Winds forecast as high as 60-70 mph in Tennessee's Appalachian Mountains into Tuesday morning could fan wildfires outside containment lines, and state officials are concerned ongoing fires in the Chattanooga region could worsen before rain arrives.
Along with boosting ongoing fires, winds could also bring down trees and power lines, sparking new fires as the entire region continues to plunge into exceptional drought, according to Cherokee National Forest spokesperson Christopher Joyner. The National Weather Service issued a "red flag" warning Monday for dangerous wildfire conditions through Tuesday.
"Firefighters on the Cherokee National Forest are diligently working to mop up, secure containment lines and maintain contingency lines on the Tweed, Rye Patch and Bullet fires prior to the wind event," Joyner said in a news release. "Containment on the Bullet and Tweed fires has increased to 40% and 85% respectively."
Officials urge the public to obey fire restrictions set by federal, state, and local jurisdictions.
"New wildfire starts are burning rapidly and are difficult to control," Joyner said.
The Cherokee National Forest spans 10 counties along the border with multiple states with various levels of fire danger and restrictions, federal officials said.

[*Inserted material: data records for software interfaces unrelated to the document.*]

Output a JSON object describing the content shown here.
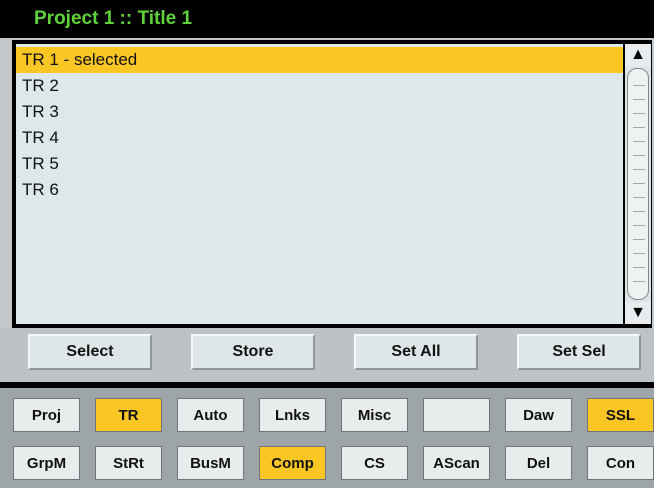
{
  "title": "Project 1 :: Title 1",
  "list": {
    "items": [
      {
        "label": "TR 1  -  selected",
        "selected": true
      },
      {
        "label": "TR  2",
        "selected": false
      },
      {
        "label": "TR  3",
        "selected": false
      },
      {
        "label": "TR  4",
        "selected": false
      },
      {
        "label": "TR  5",
        "selected": false
      },
      {
        "label": "TR  6",
        "selected": false
      }
    ]
  },
  "scrollbar": {
    "up_icon": "chevron-up-icon",
    "down_icon": "chevron-down-icon"
  },
  "actions": {
    "select": "Select",
    "store": "Store",
    "set_all": "Set All",
    "set_sel": "Set Sel"
  },
  "tabs_row1": [
    {
      "label": "Proj",
      "active": false
    },
    {
      "label": "TR",
      "active": true
    },
    {
      "label": "Auto",
      "active": false
    },
    {
      "label": "Lnks",
      "active": false
    },
    {
      "label": "Misc",
      "active": false
    },
    {
      "label": "",
      "active": false
    },
    {
      "label": "Daw",
      "active": false
    },
    {
      "label": "SSL",
      "active": true
    }
  ],
  "tabs_row2": [
    {
      "label": "GrpM",
      "active": false
    },
    {
      "label": "StRt",
      "active": false
    },
    {
      "label": "BusM",
      "active": false
    },
    {
      "label": "Comp",
      "active": true
    },
    {
      "label": "CS",
      "active": false
    },
    {
      "label": "AScan",
      "active": false
    },
    {
      "label": "Del",
      "active": false
    },
    {
      "label": "Con",
      "active": false
    }
  ],
  "colors": {
    "title_text": "#5fd13a",
    "selected": "#f9c623",
    "list_bg": "#dde8ea"
  }
}
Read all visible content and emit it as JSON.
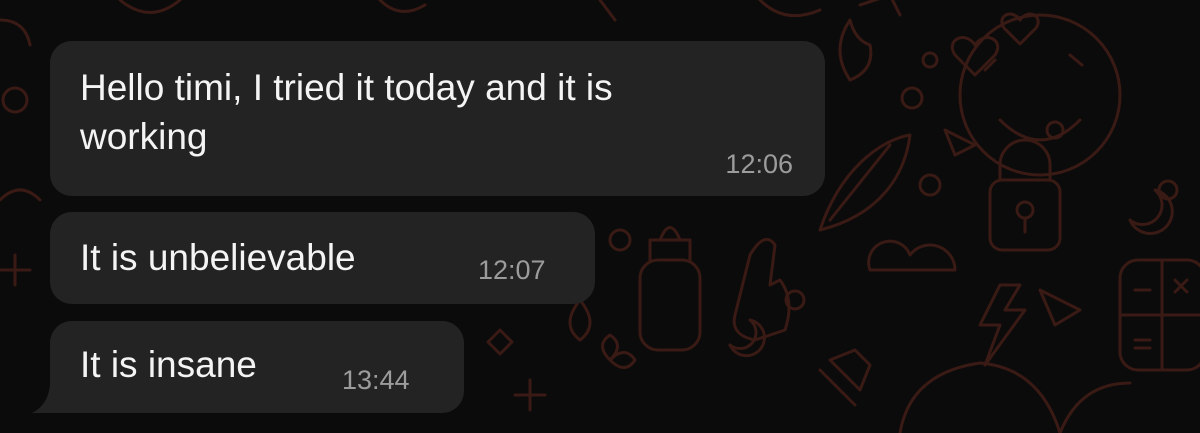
{
  "colors": {
    "background": "#0c0b0b",
    "bubble": "#232323",
    "text": "#f4f4f4",
    "timestamp": "#9c9c9c",
    "wallpaper_doodle": "#3a1a14"
  },
  "messages": [
    {
      "line1": "Hello timi, I tried it today and it is",
      "line2": "working",
      "time": "12:06"
    },
    {
      "line1": "It is unbelievable",
      "time": "12:07"
    },
    {
      "line1": "It is insane",
      "time": "13:44"
    }
  ]
}
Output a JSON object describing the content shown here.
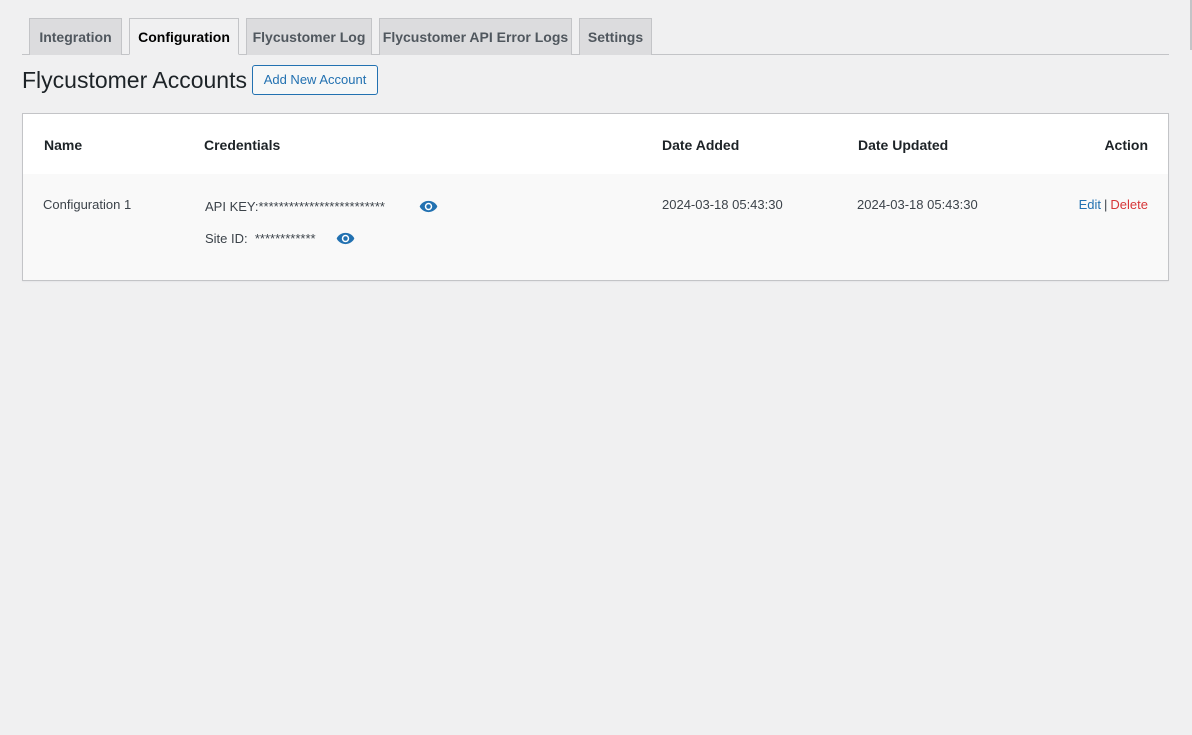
{
  "tabs": [
    {
      "label": "Integration",
      "active": false
    },
    {
      "label": "Configuration",
      "active": true
    },
    {
      "label": "Flycustomer Log",
      "active": false
    },
    {
      "label": "Flycustomer API Error Logs",
      "active": false
    },
    {
      "label": "Settings",
      "active": false
    }
  ],
  "page": {
    "title": "Flycustomer Accounts",
    "add_button_label": "Add New Account"
  },
  "table": {
    "headers": {
      "name": "Name",
      "credentials": "Credentials",
      "date_added": "Date Added",
      "date_updated": "Date Updated",
      "action": "Action"
    },
    "rows": [
      {
        "name": "Configuration 1",
        "api_key_label": "API KEY:",
        "api_key_masked": "*************************",
        "site_id_label": "Site ID:",
        "site_id_masked": "************",
        "date_added": "2024-03-18 05:43:30",
        "date_updated": "2024-03-18 05:43:30",
        "edit_label": "Edit",
        "separator": "|",
        "delete_label": "Delete"
      }
    ]
  },
  "icons": {
    "reveal": "eye-icon"
  },
  "colors": {
    "link": "#2271b1",
    "delete": "#d63638",
    "background": "#f0f0f1"
  }
}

For now, federal officials are restricting the use of a fire outside of a developed recreation area.
State-issued burn bans are in place in Franklin, Grundy, Sequatchie, Rhea, McMinn and Polk counties, and burn permits are restricted across East Tennessee, according to the Tennessee Division of Forestry. Hamilton County officials have warned residents not to burn anything outside.
Tennessee's wildfire map Monday showed an active, 125-acre wildfire in Marion County on Whitwell Mountain. The blaze was about 15% contained Monday, authorities said.

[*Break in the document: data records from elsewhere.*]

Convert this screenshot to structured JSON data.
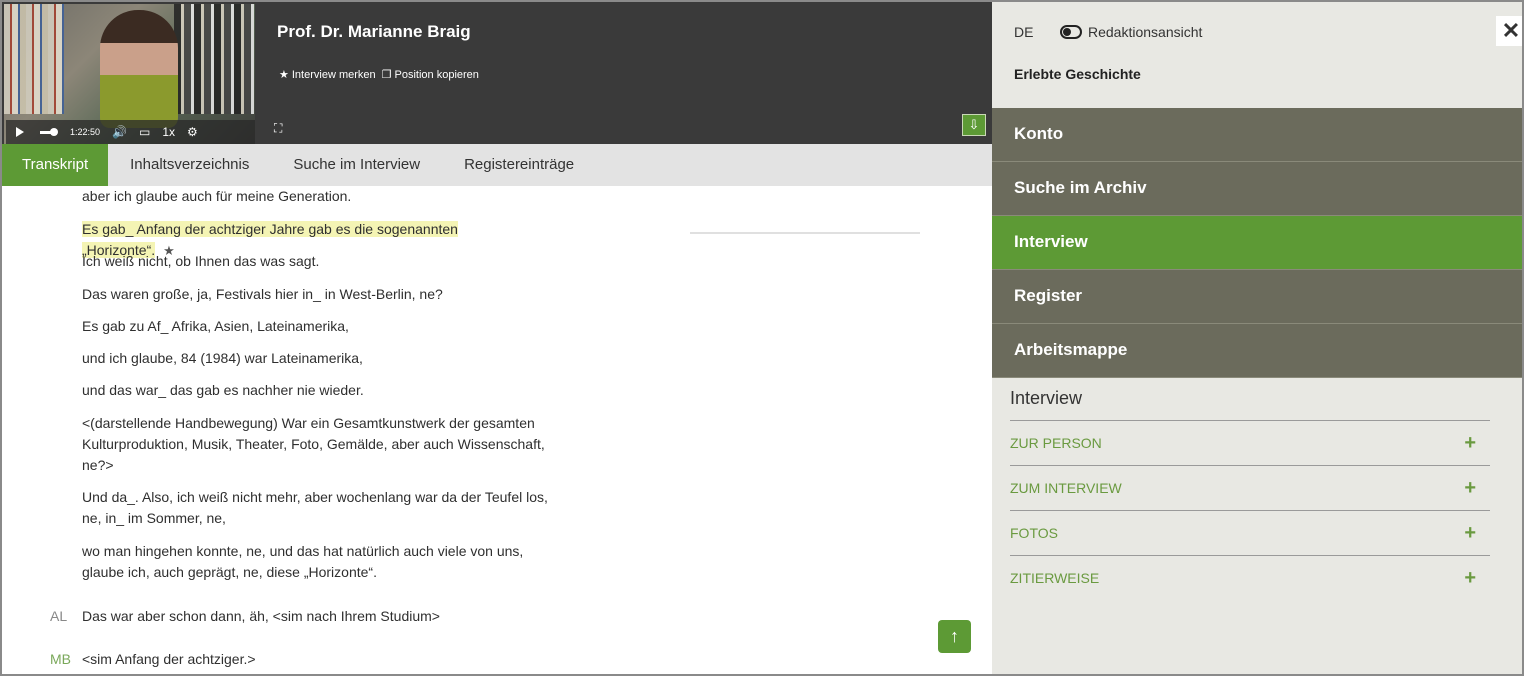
{
  "player": {
    "title": "Prof. Dr. Marianne Braig",
    "actions": {
      "bookmark": "Interview merken",
      "copy_position": "Position kopieren"
    },
    "time": "1:22:50",
    "rate": "1x"
  },
  "tabs": [
    "Transkript",
    "Inhaltsverzeichnis",
    "Suche im Interview",
    "Registereinträge"
  ],
  "transcript": {
    "lines": [
      "aber ich glaube auch für meine Generation.",
      "Es gab_ Anfang der achtziger Jahre gab es die sogenannten „Horizonte“.",
      "Ich weiß nicht, ob Ihnen das was sagt.",
      "Das waren große, ja, Festivals hier in_ in West-Berlin, ne?",
      "Es gab zu Af_ Afrika, Asien, Lateinamerika,",
      "und ich glaube, 84 (1984) war Lateinamerika,",
      "und das war_ das gab es nachher nie wieder.",
      "<(darstellende Handbewegung) War ein Gesamtkunstwerk der gesamten Kulturproduktion, Musik, Theater, Foto, Gemälde, aber auch Wissenschaft, ne?>",
      "Und da_. Also, ich weiß nicht mehr, aber wochenlang war da der Teufel los, ne, in_ im Sommer, ne,",
      "wo man hingehen konnte, ne, und das hat natürlich auch viele von uns, glaube ich, auch geprägt, ne, diese „Horizonte“."
    ],
    "al_speaker": "AL",
    "al_line": "Das war aber schon dann, äh, <sim nach Ihrem Studium>",
    "mb_speaker": "MB",
    "mb_line": "<sim Anfang der achtziger.>"
  },
  "sidebar": {
    "lang": "DE",
    "toggle_label": "Redaktionsansicht",
    "subtitle": "Erlebte Geschichte",
    "nav": [
      "Konto",
      "Suche im Archiv",
      "Interview",
      "Register",
      "Arbeitsmappe"
    ],
    "section_title": "Interview",
    "accordion": [
      "ZUR PERSON",
      "ZUM INTERVIEW",
      "FOTOS",
      "ZITIERWEISE"
    ]
  },
  "colors": {
    "accent": "#5d9a35",
    "nav": "#6b6b5c",
    "highlight": "#f4f4b4"
  }
}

"It's going into tomorrow," Joel Blackburn, assistant district forester, said by phone Monday as he arrived at an ongoing wildfire. "In Whitwell, it's likely to worsen it. We have multiple dozers coming down. We're going to try to get ahead of it, but with the wind tomorrow, it will dry out pretty quickly."
Plentiful rain will help but won't last, Blackburn said.

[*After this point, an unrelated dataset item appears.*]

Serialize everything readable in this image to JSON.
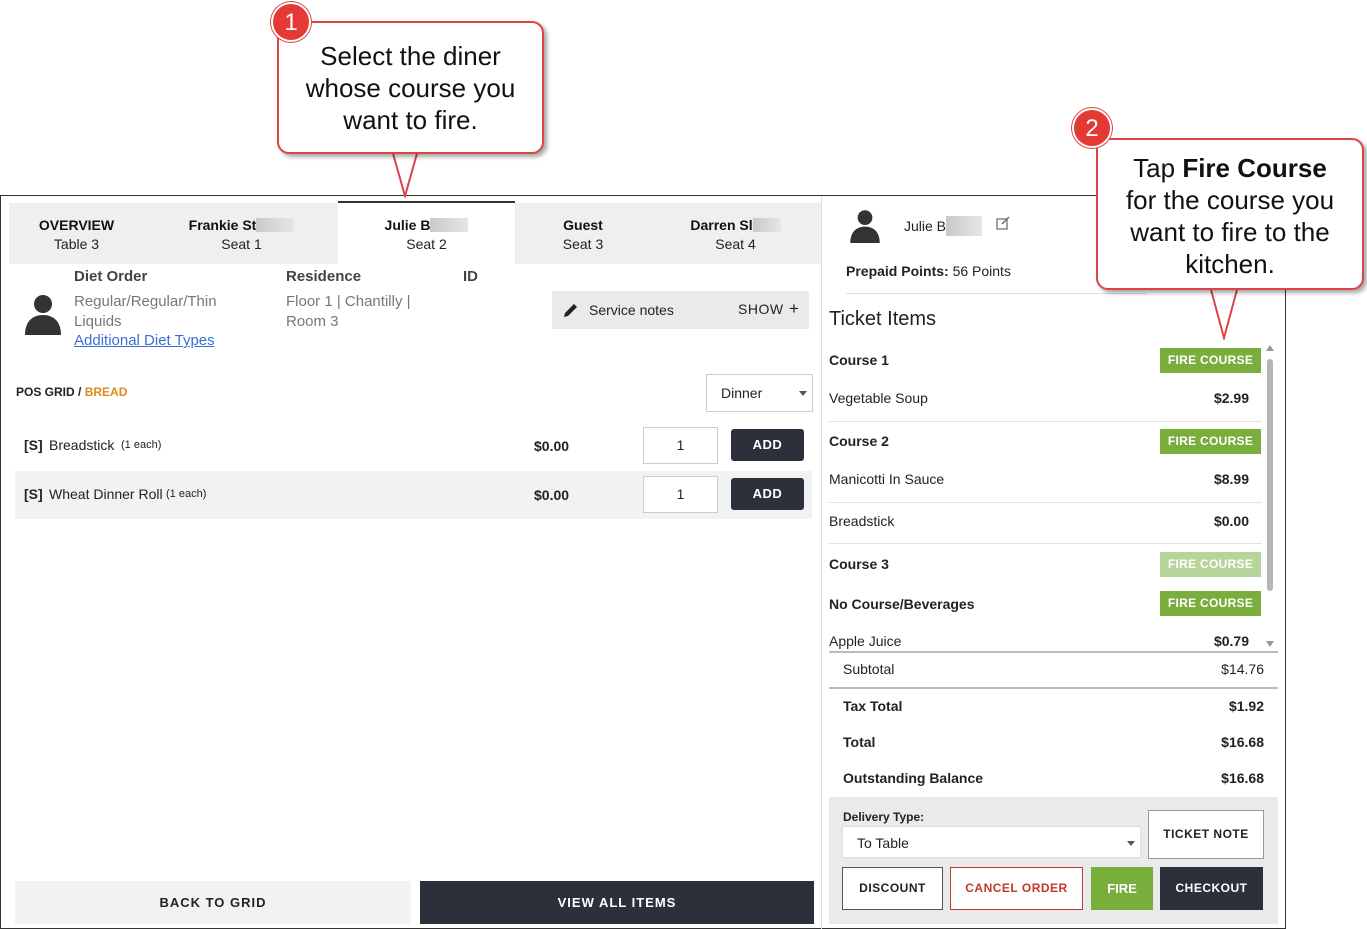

Firefighters were in a back-and-forth battle Monday.
"They've got the right flank in pretty good shape," Marion County EMA Director Steve Lamb said of the wildfire's status by phone from Whitwell Mountain. "The state's dropped water from helicopters, and that seems to be helping some. But the left flank broke through."
Local and state firefighters were being assisted by firefighters from neighboring agencies, Lamb said. Guests at a small resort near the wildfire were evacuated Sunday, he said, but no permanent residents have been evacuated.
Tennessee usually experiences a couple of "mountain wave" wind events every year, but this one teamed with exceptional drought conditions is particularly dangerous, Blackburn said.
"This mountain wave event will be similar to the one we had in Gatlinburg in 2016," Blackburn said of the historic wildfires that swept through the town in the Great Smoky Mountains National Park in November 2016, killing 14 people and destroying thousands of homes and businesses. "It was the same phenomenon."
Mountain waves develop on the downwind side of mountains, according to the National Weather Service. The waves are generated when strong winds flowing toward mountains are raised up over the mountains. As the winds rise, they may be redirected toward the surface, but instead of staying down, the winds continue in an up-and-down, wave-like pattern.
Strong wind will potentially spread wildfires before an expected 0.75 and 1.75 inches of rain fall by around 2 p.m. Tuesday, Local 3 News meteorologist Alison Pryor said in her morning weather blog. The forecast high for Tuesday in the Chattanooga region is 66 as rains taper off, and Wednesday's high will be around 54 with a partly sunny sky heading into a cold Thanksgiving morning in the 30s and an afternoon high of 58 with a mix of sun and clouds.
In Georgia, the wildfire map shows three ongoing, active wildfires in Dade and Walker counties. All are at least 98% contained. Alabama's wildfire map showed no active blazes Monday morning in DeKalb or Jackson counties.
U.S. Forest Service officials said because of the Black Bear fire in North Carolina, portions of the Appalachian Trail remain closed from Interstate 40 to Brown Gap, including the Groundhog Creek Shelter.